Walmart is investing in partnerships with sustainable companies, including EV brands. Is that enough to make it sustainable? Not exactly.
Walmart Inc. (WMT) isn’t known for its sustainability. Instead, it’s known for its mega-rich founding family, the Waltons, and affordable products tailored to the working class. However, recent partnerships prove Walmart wants to become more sustainable.
Are investments in EVs and other sustainable transportation businesses enough to make Walmart an EV bet? Not quite, and here’s why.
Walmart partners with EV and renewable energy transportation brands.
On Wednesday, June 8, Walmart announced new partnerships with sustainable transportation companies, including those in the EV space. Walmart is prioritizing electric, hydrogen, and natural gas-powered vehicles in its latest round of partnerships.
The partnerships include Cummins Inc., which produces parts and components for EVs and other sustainable forms of transportation. Then there’s Daimler Trucks Freightliner, known for electrified tractor-trailers. Freightliner's eCascadia truck will take part in Walmart’s EV pilot program this summer along with Nikola Corp.’s Tre BEV.
Walmart will also partner with Capacity, a Texas company working on hydrogen-fuel-cell pyard trucks. Meanwhile, Walmart Canada is looking forward to using Tesla’s electric Semi trucks, which are still awaiting the manufacturing process.
Digging deeper into Walmart’s climate pledge
Walmart aims to achieve net zero emissions across all operations by 2040. This means cutting down carbon emissions for its massive fleet of transportation vehicles (10,000 tractors and 80,000 trailers), which shows where the latest sustainable transportation partnerships stem from.
The retail corporation also aims to decrease certain emissions by 35 percent by 2025 and reduce or avoid 1 billion metric tons of certain types of CO2e emissions by 2030. Walmart wants to power half of its global operations with renewable energy by 2025, pushing the number to 100 percent by 2030.
Walmart isn’t a sustainable investment for purists — here's why.
Walmart is still in the early stage of its climate goals. “We're still in the testing stage and trying these technologies,” says Fernando Cortes, senior vice president of Walmart U.S. Cortes also said, “We know that for us to decarbonize our fleet, there's no one solution that can get us really to scale and that's ready to give us that future that we want."
Despite partnerships with companies working on EV and other renewable transportation technology, Walmart isn't sustainable by nature.
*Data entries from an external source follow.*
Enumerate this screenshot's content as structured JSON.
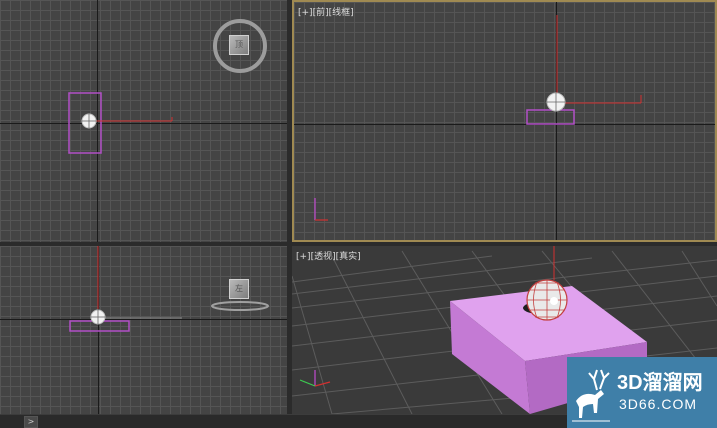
{
  "viewports": {
    "front": {
      "label_plus": "[+]",
      "label_view": "[前]",
      "label_mode": "[线框]"
    },
    "perspective": {
      "label_plus": "[+]",
      "label_view": "[透视]",
      "label_mode": "[真实]"
    }
  },
  "view_cube": {
    "top_face": "顶",
    "left_face": "左"
  },
  "status_bar": {
    "expand_arrow": ">"
  },
  "watermark": {
    "title": "3D溜溜网",
    "url": "3D66.COM",
    "logo": "deer-logo"
  },
  "colors": {
    "grid_bg": "#444444",
    "active_border": "#a08a52",
    "selection_box": "#b24fc7",
    "gizmo_red": "#d23030",
    "box_fill": "#d686e4",
    "watermark_bg": "#3f7fa8"
  }
}
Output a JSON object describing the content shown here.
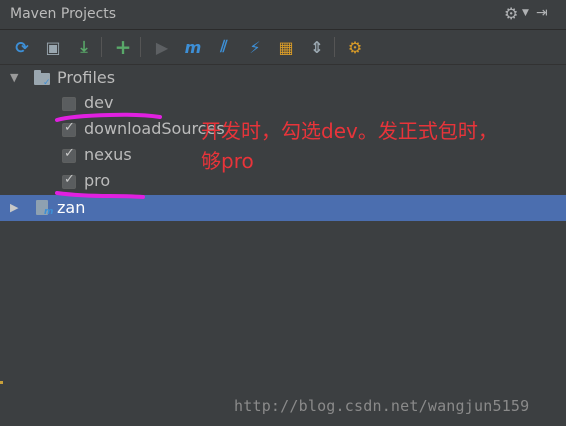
{
  "panel": {
    "title": "Maven Projects",
    "title_icons": [
      "gear-icon",
      "chevron-down-icon",
      "hide-panel-icon"
    ]
  },
  "toolbar": {
    "buttons": [
      {
        "name": "reimport-icon",
        "glyph": "⟳",
        "color": "#3d8fd6"
      },
      {
        "name": "generate-sources-icon",
        "glyph": "▣",
        "color": "#9aa7b0"
      },
      {
        "name": "download-icon",
        "glyph": "⤓",
        "color": "#59a869"
      },
      {
        "name": "add-icon",
        "glyph": "+",
        "color": "#59a869"
      },
      {
        "name": "run-icon",
        "glyph": "▶",
        "color": "#5d6063"
      },
      {
        "name": "execute-goal-icon",
        "glyph": "m",
        "color": "#3d8fd6"
      },
      {
        "name": "toggle-offline-icon",
        "glyph": "⫽",
        "color": "#3d8fd6"
      },
      {
        "name": "skip-tests-icon",
        "glyph": "⚡",
        "color": "#3d8fd6"
      },
      {
        "name": "show-dependencies-icon",
        "glyph": "▦",
        "color": "#d89b28"
      },
      {
        "name": "collapse-all-icon",
        "glyph": "⇕",
        "color": "#9aa7b0"
      },
      {
        "name": "settings-icon",
        "glyph": "⚙",
        "color": "#d89b28"
      }
    ]
  },
  "tree": {
    "profiles_label": "Profiles",
    "profiles": [
      {
        "label": "dev",
        "checked": false
      },
      {
        "label": "downloadSources",
        "checked": true
      },
      {
        "label": "nexus",
        "checked": true
      },
      {
        "label": "pro",
        "checked": true
      }
    ],
    "module_label": "zan"
  },
  "annotation": {
    "line1": "开发时，勾选dev。发正式包时，",
    "line2": "够pro",
    "color": "#e8343a",
    "underline_color": "#e020e0"
  },
  "watermark": "http://blog.csdn.net/wangjun5159",
  "colors": {
    "background": "#3c3f41",
    "selection": "#4b6eaf",
    "text": "#bbbbbb"
  }
}
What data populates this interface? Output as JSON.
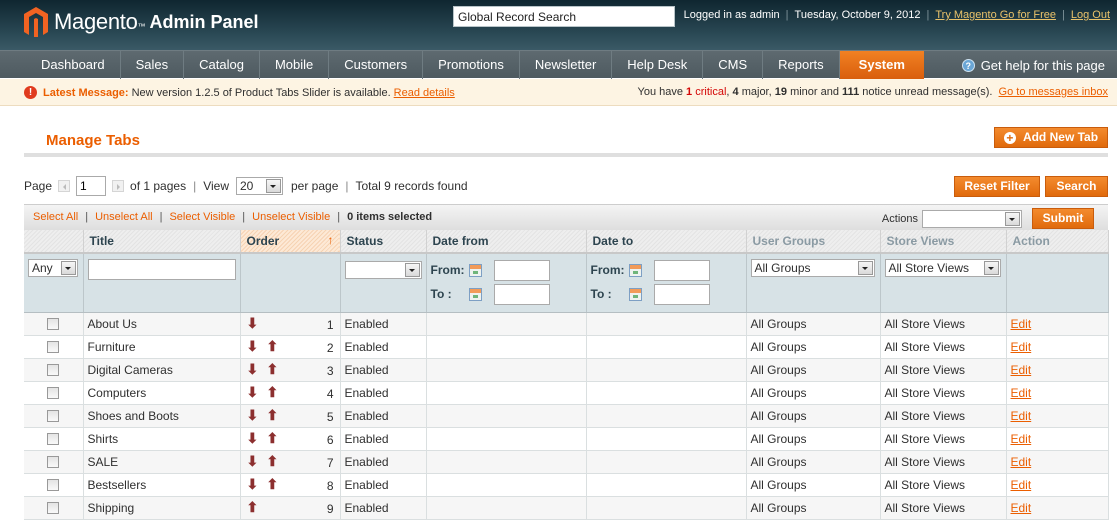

Future goals are great, but it isn't right now, and corporations can always push those goals back.
Many of Walmart’s emission reduction goals focus on scope one and two greenhouse gas emissions. According to the Environmental Protection Agency (EPA), scope one emissions are “direct [GHG] emissions that occur from sources that are controlled or owned by an organization.” The EPA adds that scope two emissions are “indirect GHG emissions associated with the purchase of electricity, steam, heat, or cooling.”
Meanwhile, scope three emissions are those the corporation indirectly supports in its value chain. Walmart focuses primarily on the direct and correlated emissions and only has limited goals to reduce scope three emissions.
WMT stock may offer enough sustainability for some investors, but purists won’t want to look here for an impact investing play.